[REQUIRED ACTION]: Each entry below is to be printed verbatim.

[Recorded data]
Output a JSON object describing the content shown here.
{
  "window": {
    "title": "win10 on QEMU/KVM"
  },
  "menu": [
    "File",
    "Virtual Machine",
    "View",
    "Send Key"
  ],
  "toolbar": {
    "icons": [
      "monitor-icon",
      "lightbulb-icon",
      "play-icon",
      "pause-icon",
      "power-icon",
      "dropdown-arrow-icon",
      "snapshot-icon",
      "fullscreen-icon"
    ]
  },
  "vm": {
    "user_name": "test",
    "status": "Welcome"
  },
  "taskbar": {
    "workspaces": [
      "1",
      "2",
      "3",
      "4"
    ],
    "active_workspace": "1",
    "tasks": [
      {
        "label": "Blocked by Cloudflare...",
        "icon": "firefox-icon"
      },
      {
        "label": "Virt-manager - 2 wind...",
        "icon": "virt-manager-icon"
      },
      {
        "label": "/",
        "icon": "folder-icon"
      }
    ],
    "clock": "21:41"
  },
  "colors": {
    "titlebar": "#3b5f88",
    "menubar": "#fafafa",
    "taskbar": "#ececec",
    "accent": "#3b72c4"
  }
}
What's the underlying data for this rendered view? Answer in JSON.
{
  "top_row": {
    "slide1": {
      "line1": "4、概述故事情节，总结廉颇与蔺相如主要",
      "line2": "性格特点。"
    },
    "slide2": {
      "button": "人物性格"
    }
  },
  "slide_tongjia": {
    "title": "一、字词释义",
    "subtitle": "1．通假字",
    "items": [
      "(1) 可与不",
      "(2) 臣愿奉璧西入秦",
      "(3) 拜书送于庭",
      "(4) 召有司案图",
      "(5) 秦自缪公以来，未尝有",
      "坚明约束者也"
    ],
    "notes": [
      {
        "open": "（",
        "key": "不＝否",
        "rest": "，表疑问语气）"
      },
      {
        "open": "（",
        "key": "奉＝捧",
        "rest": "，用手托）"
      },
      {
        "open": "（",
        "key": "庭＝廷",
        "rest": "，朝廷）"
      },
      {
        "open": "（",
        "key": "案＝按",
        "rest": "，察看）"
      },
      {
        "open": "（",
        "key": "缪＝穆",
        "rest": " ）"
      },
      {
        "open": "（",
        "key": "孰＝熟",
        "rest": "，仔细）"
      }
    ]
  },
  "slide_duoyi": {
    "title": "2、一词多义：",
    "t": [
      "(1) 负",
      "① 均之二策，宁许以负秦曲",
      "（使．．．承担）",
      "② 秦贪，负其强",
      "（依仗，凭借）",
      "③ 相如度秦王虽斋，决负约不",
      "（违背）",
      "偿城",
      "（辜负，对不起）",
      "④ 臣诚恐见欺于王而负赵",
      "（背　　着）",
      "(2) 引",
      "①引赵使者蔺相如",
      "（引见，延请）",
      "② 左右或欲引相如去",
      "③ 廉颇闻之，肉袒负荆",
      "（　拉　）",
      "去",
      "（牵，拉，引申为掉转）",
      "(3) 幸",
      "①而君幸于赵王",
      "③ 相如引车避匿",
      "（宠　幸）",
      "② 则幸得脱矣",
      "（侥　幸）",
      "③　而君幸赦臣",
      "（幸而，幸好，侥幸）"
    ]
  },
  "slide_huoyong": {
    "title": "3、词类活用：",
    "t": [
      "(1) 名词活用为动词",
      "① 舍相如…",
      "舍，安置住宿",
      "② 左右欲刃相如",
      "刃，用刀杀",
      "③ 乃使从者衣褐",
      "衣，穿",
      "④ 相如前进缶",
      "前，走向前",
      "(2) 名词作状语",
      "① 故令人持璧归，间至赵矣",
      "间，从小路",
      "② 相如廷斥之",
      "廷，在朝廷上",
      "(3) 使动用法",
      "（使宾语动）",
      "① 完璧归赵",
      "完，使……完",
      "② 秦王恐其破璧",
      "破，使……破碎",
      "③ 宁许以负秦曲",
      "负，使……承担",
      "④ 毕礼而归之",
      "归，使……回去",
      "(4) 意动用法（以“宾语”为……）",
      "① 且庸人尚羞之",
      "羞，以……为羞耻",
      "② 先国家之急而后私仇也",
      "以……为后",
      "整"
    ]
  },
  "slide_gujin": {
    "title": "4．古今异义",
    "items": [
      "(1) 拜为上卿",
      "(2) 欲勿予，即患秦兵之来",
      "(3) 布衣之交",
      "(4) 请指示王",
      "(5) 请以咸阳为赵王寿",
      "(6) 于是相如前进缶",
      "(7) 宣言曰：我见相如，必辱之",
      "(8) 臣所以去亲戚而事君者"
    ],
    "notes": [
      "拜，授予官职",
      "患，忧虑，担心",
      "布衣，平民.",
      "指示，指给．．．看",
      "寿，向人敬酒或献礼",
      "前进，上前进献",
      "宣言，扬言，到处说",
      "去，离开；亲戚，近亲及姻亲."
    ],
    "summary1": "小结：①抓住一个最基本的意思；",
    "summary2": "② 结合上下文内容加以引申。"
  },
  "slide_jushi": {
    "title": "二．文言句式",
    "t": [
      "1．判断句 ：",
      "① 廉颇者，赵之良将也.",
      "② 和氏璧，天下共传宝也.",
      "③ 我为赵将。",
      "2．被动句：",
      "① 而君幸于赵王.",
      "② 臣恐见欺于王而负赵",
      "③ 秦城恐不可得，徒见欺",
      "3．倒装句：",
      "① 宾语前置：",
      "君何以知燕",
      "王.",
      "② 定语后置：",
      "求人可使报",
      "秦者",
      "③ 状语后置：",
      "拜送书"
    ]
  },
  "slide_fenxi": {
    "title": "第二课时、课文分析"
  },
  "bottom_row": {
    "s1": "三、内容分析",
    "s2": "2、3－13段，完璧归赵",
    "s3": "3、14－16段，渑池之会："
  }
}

[ANSWER FOR THE TASK]:
Output a JSON object describing the content shown here.
{
  "window": {
    "title": "win10 on QEMU/KVM"
  },
  "menu": [
    "File",
    "Virtual Machine",
    "View",
    "Send Key"
  ],
  "toolbar": {
    "icons": [
      "monitor-icon",
      "lightbulb-icon",
      "play-icon",
      "pause-icon",
      "power-icon",
      "dropdown-arrow-icon",
      "snapshot-icon",
      "fullscreen-icon"
    ]
  },
  "vm": {
    "user_name": "test",
    "status": "Welcome"
  },
  "taskbar": {
    "workspaces": [
      "1",
      "2",
      "3",
      "4"
    ],
    "active_workspace": "1",
    "tasks": [
      {
        "label": "Blocked by Cloudflare...",
        "icon": "firefox-icon"
      },
      {
        "label": "Virt-manager - 2 wind...",
        "icon": "virt-manager-icon"
      },
      {
        "label": "/",
        "icon": "folder-icon"
      }
    ],
    "clock": "21:41"
  },
  "colors": {
    "titlebar": "#3b5f88",
    "menubar": "#fafafa",
    "taskbar": "#ececec",
    "accent": "#3b72c4"
  }
}
What's the underlying data for this rendered view? Answer in JSON.
{
  "top_row": {
    "slide1": {
      "line1": "4、概述故事情节，总结廉颇与蔺相如主要",
      "line2": "性格特点。"
    },
    "slide2": {
      "button": "人物性格"
    }
  },
  "slide_tongjia": {
    "title": "一、字词释义",
    "subtitle": "1．通假字",
    "items": [
      "(1) 可与不",
      "(2) 臣愿奉璧西入秦",
      "(3) 拜书送于庭",
      "(4) 召有司案图",
      "(5) 秦自缪公以来，未尝有",
      "坚明约束者也"
    ],
    "notes": [
      {
        "open": "（",
        "key": "不＝否",
        "rest": "，表疑问语气）"
      },
      {
        "open": "（",
        "key": "奉＝捧",
        "rest": "，用手托）"
      },
      {
        "open": "（",
        "key": "庭＝廷",
        "rest": "，朝廷）"
      },
      {
        "open": "（",
        "key": "案＝按",
        "rest": "，察看）"
      },
      {
        "open": "（",
        "key": "缪＝穆",
        "rest": " ）"
      },
      {
        "open": "（",
        "key": "孰＝熟",
        "rest": "，仔细）"
      }
    ]
  },
  "slide_duoyi": {
    "title": "2、一词多义：",
    "t": [
      "(1) 负",
      "① 均之二策，宁许以负秦曲",
      "（使．．．承担）",
      "② 秦贪，负其强",
      "（依仗，凭借）",
      "③ 相如度秦王虽斋，决负约不",
      "（违背）",
      "偿城",
      "（辜负，对不起）",
      "④ 臣诚恐见欺于王而负赵",
      "（背　　着）",
      "(2) 引",
      "①引赵使者蔺相如",
      "（引见，延请）",
      "② 左右或欲引相如去",
      "③ 廉颇闻之，肉袒负荆",
      "（　拉　）",
      "去",
      "（牵，拉，引申为掉转）",
      "(3) 幸",
      "①而君幸于赵王",
      "③ 相如引车避匿",
      "（宠　幸）",
      "② 则幸得脱矣",
      "（侥　幸）",
      "③　而君幸赦臣",
      "（幸而，幸好，侥幸）"
    ]
  },
  "slide_huoyong": {
    "title": "3、词类活用：",
    "t": [
      "(1) 名词活用为动词",
      "① 舍相如…",
      "舍，安置住宿",
      "② 左右欲刃相如",
      "刃，用刀杀",
      "③ 乃使从者衣褐",
      "衣，穿",
      "④ 相如前进缶",
      "前，走向前",
      "(2) 名词作状语",
      "① 故令人持璧归，间至赵矣",
      "间，从小路",
      "② 相如廷斥之",
      "廷，在朝廷上",
      "(3) 使动用法",
      "（使宾语动）",
      "① 完璧归赵",
      "完，使……完",
      "② 秦王恐其破璧",
      "破，使……破碎",
      "③ 宁许以负秦曲",
      "负，使……承担",
      "④ 毕礼而归之",
      "归，使……回去",
      "(4) 意动用法（以“宾语”为……）",
      "① 且庸人尚羞之",
      "羞，以……为羞耻",
      "② 先国家之急而后私仇也",
      "以……为后",
      "整"
    ]
  },
  "slide_gujin": {
    "title": "4．古今异义",
    "items": [
      "(1) 拜为上卿",
      "(2) 欲勿予，即患秦兵之来",
      "(3) 布衣之交",
      "(4) 请指示王",
      "(5) 请以咸阳为赵王寿",
      "(6) 于是相如前进缶",
      "(7) 宣言曰：我见相如，必辱之",
      "(8) 臣所以去亲戚而事君者"
    ],
    "notes": [
      "拜，授予官职",
      "患，忧虑，担心",
      "布衣，平民.",
      "指示，指给．．．看",
      "寿，向人敬酒或献礼",
      "前进，上前进献",
      "宣言，扬言，到处说",
      "去，离开；亲戚，近亲及姻亲."
    ],
    "summary1": "小结：①抓住一个最基本的意思；",
    "summary2": "② 结合上下文内容加以引申。"
  },
  "slide_jushi": {
    "title": "二．文言句式",
    "t": [
      "1．判断句 ：",
      "① 廉颇者，赵之良将也.",
      "② 和氏璧，天下共传宝也.",
      "③ 我为赵将。",
      "2．被动句：",
      "① 而君幸于赵王.",
      "② 臣恐见欺于王而负赵",
      "③ 秦城恐不可得，徒见欺",
      "3．倒装句：",
      "① 宾语前置：",
      "君何以知燕",
      "王.",
      "② 定语后置：",
      "求人可使报",
      "秦者",
      "③ 状语后置：",
      "拜送书"
    ]
  },
  "slide_fenxi": {
    "title": "第二课时、课文分析"
  },
  "bottom_row": {
    "s1": "三、内容分析",
    "s2": "2、3－13段，完璧归赵",
    "s3": "3、14－16段，渑池之会："
  }
}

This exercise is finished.